[[ Excerpted data open ]]
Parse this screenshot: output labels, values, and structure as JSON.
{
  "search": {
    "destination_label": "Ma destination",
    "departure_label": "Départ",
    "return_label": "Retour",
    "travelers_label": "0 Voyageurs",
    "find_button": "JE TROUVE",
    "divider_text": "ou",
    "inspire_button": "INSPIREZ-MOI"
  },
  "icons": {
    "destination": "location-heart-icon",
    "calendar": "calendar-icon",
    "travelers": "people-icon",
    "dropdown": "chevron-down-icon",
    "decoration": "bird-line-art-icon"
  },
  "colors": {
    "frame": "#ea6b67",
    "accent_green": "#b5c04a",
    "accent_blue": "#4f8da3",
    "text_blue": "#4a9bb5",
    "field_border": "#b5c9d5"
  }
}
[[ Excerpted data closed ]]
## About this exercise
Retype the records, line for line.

## Exercise solution
Parse this screenshot: output labels, values, and structure as JSON.
{
  "search": {
    "destination_label": "Ma destination",
    "departure_label": "Départ",
    "return_label": "Retour",
    "travelers_label": "0 Voyageurs",
    "find_button": "JE TROUVE",
    "divider_text": "ou",
    "inspire_button": "INSPIREZ-MOI"
  },
  "icons": {
    "destination": "location-heart-icon",
    "calendar": "calendar-icon",
    "travelers": "people-icon",
    "dropdown": "chevron-down-icon",
    "decoration": "bird-line-art-icon"
  },
  "colors": {
    "frame": "#ea6b67",
    "accent_green": "#b5c04a",
    "accent_blue": "#4f8da3",
    "text_blue": "#4a9bb5",
    "field_border": "#b5c9d5"
  }
}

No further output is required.